By Kevin Nelson

My grandfather lived to 97. He was a dynamic orator, frozen-food pioneer, and avid golfer. While he believed that professional success required mastery of a typewriter, he would attribute his long and prosperous life to a good brisk walk each morning. Wherever he lived, on the south side of Chicago or in a suburb on the fringe of the city, he sought out places to live that had ample sidewalks and walking paths to travel on foot to various destinations.

People, like my grandfather, had the desire to walk, run, or ride to keep active, but just as important is the ability to do each of things – that is, whether sidewalks or paths exist to provide safe places for activity. In other words, the infrastructure needs to exist—and be maintained—to give older Americans opportunities to stay active as they age.

Thankfully, there are many programs and national initiatives, such as the Walkable and Livable Communities Institute, the Pedestrian and Bicycle Information Center, the National Complete Streets Coalition, among others, that promote walking and biking for all people and in all parts of the country. These organizations provide resources and tools to communities to help them assess the design and layout of their communities to learn whether their sidewalks and streets safe, convenient, and pleasant for all their residents to use.

It is crucial to build and design communities that accommodate a variety of users. Walkable neighborhoods have many environmental and health benefits such as improved air quality and reduction of physical injury and disease. These places can improve residents’ health by giving them opportunities to walk and bike to their destinations instead of driving. Not only does being active improve the health of the walkers and bikers, but the reduced driving reduces air pollution and traffic congestion, which benefits everyone in the community.

A new publication, “Making Healthy Places: Design and Building for Health, Well-being and Sustainability” (2011, Island Press), and website provide research about the connections between public health and community design that includes opportunities for people to stay active as they age. Our neighborhoods need to be designed with all users in mind, and this book provides information that can help communities build places that help seniors and everyone else to stay active.

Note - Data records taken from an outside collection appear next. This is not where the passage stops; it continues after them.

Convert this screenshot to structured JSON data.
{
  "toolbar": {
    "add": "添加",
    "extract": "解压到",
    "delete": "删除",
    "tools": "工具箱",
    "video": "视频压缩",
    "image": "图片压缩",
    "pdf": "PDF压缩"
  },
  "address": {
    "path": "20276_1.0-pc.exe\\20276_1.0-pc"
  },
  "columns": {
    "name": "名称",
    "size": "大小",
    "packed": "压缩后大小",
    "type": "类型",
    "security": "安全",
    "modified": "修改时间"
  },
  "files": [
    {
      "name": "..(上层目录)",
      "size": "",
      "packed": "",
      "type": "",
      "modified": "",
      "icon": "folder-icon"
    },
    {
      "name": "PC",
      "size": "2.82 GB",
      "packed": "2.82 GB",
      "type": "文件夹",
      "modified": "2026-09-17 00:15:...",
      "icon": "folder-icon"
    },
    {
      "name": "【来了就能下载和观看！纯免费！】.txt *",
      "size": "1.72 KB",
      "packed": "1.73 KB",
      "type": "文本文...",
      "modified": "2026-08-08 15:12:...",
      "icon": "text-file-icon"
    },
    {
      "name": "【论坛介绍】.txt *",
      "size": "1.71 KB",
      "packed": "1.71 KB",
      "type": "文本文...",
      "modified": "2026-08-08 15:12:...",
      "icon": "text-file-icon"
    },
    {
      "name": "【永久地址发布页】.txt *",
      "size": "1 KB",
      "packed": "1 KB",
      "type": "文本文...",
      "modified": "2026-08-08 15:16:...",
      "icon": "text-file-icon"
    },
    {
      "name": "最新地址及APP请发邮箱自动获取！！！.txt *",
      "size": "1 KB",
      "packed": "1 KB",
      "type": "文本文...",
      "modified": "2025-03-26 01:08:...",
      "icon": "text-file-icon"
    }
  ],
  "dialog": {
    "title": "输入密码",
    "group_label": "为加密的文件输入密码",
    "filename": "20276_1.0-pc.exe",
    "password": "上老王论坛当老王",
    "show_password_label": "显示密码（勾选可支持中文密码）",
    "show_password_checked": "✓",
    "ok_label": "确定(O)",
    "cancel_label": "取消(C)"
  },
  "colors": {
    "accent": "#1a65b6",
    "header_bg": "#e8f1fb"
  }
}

Although my grandfather is no longer walking with us, he would be pleased to see that there are efforts nationwide to ensure that Americans of all ages have opportunities for that brisk walk each and every day.

About the author: Kevin Nelson, AICP is a Senior Policy Analyst at the U. S. Environmental Protection Agency’s Office of Sustainable Communities. He can be reached at nelson.kevin@epa.gov.

Editor’s Note: The opinions expressed in Greenversations are those of the author. They do not reflect EPA policy, endorsement, or action, and EPA does not verify the accuracy or science of the contents of the blog.

Editor's Note: The opinions expressed here are those of the author. They do not reflect EPA policy, endorsement, or action, and EPA does not verify the accuracy or science of the contents of the blog.

Please share this post. However, please don't change the title or the content. If you do make changes, don't attribute the edited title or content to EPA or the author.